The 464-foot shot by Williamson is the furthest homer by the Giants this year, topping his previous 434-foot homer Friday after he was promoted to face the Angels in Anaheim. Earlier Monday, Williamson drove in his team's initial run on a fielder's choice in the fourth.

Only three home runs have travelled further in 2018, according to MLB StatCast: Franchy Cordero (489), Avisail Garcia (481) and Marcell Ozuna (479)

San Francisco kicked off a 10-game homestand by winning back-to-back games for only the second time this season and first since April 4-7. The Giants were coming off their first series victory of the season against the Angels.

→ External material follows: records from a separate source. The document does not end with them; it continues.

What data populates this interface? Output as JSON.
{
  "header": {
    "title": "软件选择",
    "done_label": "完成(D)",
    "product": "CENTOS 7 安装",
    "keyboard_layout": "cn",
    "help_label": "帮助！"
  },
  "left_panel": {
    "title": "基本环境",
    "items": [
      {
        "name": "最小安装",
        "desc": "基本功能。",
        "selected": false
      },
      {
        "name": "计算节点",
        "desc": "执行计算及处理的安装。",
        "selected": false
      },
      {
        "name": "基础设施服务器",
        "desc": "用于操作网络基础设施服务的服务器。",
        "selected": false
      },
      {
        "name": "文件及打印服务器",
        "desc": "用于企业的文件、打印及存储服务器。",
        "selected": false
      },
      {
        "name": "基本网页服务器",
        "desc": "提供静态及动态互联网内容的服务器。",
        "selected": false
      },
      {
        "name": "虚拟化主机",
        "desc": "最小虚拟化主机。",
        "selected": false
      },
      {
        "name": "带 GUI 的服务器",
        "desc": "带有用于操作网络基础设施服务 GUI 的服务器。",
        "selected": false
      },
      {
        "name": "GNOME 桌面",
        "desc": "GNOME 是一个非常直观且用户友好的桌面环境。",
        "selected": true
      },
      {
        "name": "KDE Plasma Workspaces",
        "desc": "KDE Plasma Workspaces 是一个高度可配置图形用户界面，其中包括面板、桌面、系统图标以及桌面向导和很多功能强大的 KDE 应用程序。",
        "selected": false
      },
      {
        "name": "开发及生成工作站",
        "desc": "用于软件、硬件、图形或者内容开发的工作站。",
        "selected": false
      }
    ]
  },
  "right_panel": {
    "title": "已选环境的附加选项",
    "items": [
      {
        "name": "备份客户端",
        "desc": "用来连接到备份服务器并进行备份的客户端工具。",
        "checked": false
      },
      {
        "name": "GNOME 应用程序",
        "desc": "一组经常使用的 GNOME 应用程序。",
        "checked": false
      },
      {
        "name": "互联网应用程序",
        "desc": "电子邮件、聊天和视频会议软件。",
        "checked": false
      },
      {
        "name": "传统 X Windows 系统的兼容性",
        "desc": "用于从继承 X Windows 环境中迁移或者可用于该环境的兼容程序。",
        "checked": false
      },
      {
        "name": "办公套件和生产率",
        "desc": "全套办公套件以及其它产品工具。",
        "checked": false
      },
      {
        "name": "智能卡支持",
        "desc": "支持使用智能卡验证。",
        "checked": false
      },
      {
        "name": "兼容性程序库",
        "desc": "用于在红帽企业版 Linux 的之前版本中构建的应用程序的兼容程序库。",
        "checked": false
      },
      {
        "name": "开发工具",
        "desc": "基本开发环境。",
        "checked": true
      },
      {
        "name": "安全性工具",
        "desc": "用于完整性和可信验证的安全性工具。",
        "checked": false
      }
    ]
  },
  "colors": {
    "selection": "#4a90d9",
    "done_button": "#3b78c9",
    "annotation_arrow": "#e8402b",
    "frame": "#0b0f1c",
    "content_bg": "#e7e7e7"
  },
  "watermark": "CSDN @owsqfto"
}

The Nationals' runs came on a pair of sacrifice flies, by Howie Kendrick in the third and pinch-hitter Andrew Stevenson in the seventh.

Gonzalez allowed three runs and four hits, struck out four and walked three in five innings.

In his only other start against Washington, Stratton threw 6 2/3 scoreless innings with 10 strikeouts last Aug. 13.

Hunter Strickland, who brawled with Bryce Harper during Washington's last visit to AT&T Park in late May 2017, finished for his fourth save in six chances. Harper didn't bat in the ninth.

NATS TRADE COLE

Washington traded right-hander A.J. Cole to the New York Yankees for cash. The 26-year-old Cole was 1-1 with a 13.06 ERA in four games for the Nationals and was designated for assignment last week.

BAKER REUNION

Ex-Nationals manager Dusty Baker, who guided Washington to back-to-back NL East titles before his firing after last season, visited the ballpark to see his former club.

Did he plan the visit in advance?

"Maybe," Baker said, grinning.

Nats pitcher Stephen Strasburg hustled out to give Baker a big hug behind the batting cage.

"What's up Dusty, how you doing?" Strasburg said.

Baker also visited with third base coach Bob Henley, the loan holdover from his coaching staff.

Baker is now working in an advisory role to Giants CEO Larry Baer while getting to watch son, Darren, play his freshman college season at California in Berkeley.

"I am good," Baker said. "How bad can it be between Cal, San Francisco and Sacramento?"

TRAINER'S ROOM

Nationals: OF Adam Eaton, on the disabled list retroactive to April 9 with a bone bruise in his left ankle, won't be rushed back until he is completely pain-free. "When you see him in the lineup he'll be ready," manager Dave Martinez said. "He's coming along. When we get him back this time we don't want any issues." ... OF Brian Goodwin remains in Florida with pain in his bruised left wrist.

Giants: LHP Will Smith is eagerly anticipating his return from Tommy John surgery that cost him all of last season, and he could come off the DL as soon as Tuesday. He pitched twice for Class-A San Jose and three times so far for Triple-A Sacramento. He is scheduled to throw consecutive days for Sacramento on Wednesday and Thursday then another short outing Sunday. "We're close. We're getting there," Smith said, noting it will be "awesome. I'm ready to go." ... RHP closer Mark Melancon (flexor strain in pitching elbow) is scheduled to play catch during Thursday's off day. There is no timetable for his return, manager Bruce Bochy said. ... LF Hunter Pence (sprained right thumb) did some hitting and is scheduled for early batting practice Tuesday.

UP NEXT

Giants lefty Ty Blach (1-3, 4.10 ERA) will face the Nationals for the first time in his career when he pitches the middle game of the series opposite right-hander Tanner Roark (1-1, 3.24).